  • If you are using the extension via the Set-AzureVMDscExtension cmdlet, you don’t need to do anything special. This cmdlet adds a unique token to each invocation of the Extension.
  • If you are using the extension via the Set-AzureVMExtension cmdlet, you need to add the –ForceUpdate parameter:
                                                                                                                        
PS> Set-AzureVMExtension –ForceUpdate …                                                                                 
                                                                                                                        
  • Unfortunately, ARM does not have an equivalent to –ForceUpdate (it will be added in the near future) so if you re-apply the same template to a VM, you need to ensure at least one parameter has a different value than the previous invocations. One way to accomplish this is to add a dummy optional argument to your DSC configuration and then pass a unique value each time you apply your template to the same VM.

 

Reporting status to the Azure VM Agent

Another small change in Version 2.0 is that the DSC Extension no longer reports the ‘warning’ status to the Azure VM Agent. Previous versions would report ‘warning’ if the DSC configuration produced any warnings, but this status is not considered a terminal state and ARM deployments would timeout when it was reported.

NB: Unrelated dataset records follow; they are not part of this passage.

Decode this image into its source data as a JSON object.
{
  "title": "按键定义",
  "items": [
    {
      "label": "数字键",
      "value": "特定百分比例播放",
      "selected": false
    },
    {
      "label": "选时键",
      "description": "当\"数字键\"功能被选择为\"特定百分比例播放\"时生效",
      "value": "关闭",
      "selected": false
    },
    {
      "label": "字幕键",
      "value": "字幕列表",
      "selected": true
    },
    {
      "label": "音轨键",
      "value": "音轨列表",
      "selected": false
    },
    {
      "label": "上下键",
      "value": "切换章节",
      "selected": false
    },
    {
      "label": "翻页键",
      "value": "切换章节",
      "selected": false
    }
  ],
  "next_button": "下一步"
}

The status can be queried with Get-AzureVMDscExtensionStatus:

                                                                                                                   
PS> Get-AzureVMDscExtensionStatus na-2008r2-0                                                                           
                                                                                                                       
ServiceName         : na-2008r2-0                                                                                       
Name                : NA-2008R2-0                                                                                       
Status              : Success                                                                                           
StatusCode          : 1                                                                                                 
Timestamp           : 6/16/2015 3:59:31 PM                                                                              
StatusMessage       : DSC configuration was applied successfully.                                                       
DscConfigurationLog : {Perform operation 'Invoke CimMethod' with following parameters, ''methodName' =                  
                      SendConfigurationApply,'className' = MSFT_DSCLocalConfigurationManager,'namespaceName' =          
                      root/Microsoft/Windows/DesiredStateConfiguration'., An LCM method call arrived from computer      
                      NA-2008R2-0 with user sid S-1-5-18., [NA-2008R2-0]: LCM:  [ Start  Set      ], [NA-2008R2-0]:     
                      LCM:  [ Start  Resource ]  [[Script]dummyscript]...}                                              
                                                                                                                        
PS>                                                                                                                     

Starting in Version 2.0, the only possible statuses are ‘transitioning’, ‘error’ and ‘success’ (‘transitioning’ indicates that the extension is still executing the configuration).

Warnings are still reported within the ‘DscConfigurationLog’ property in the output of Get-AzureVMDscExtensionStatus.

 

Feedback

As always, your feedback is important. Please feel free to reach to us posting comments to this post, or using Connect: https://connect.microsoft.com/PowerShell/Feedback.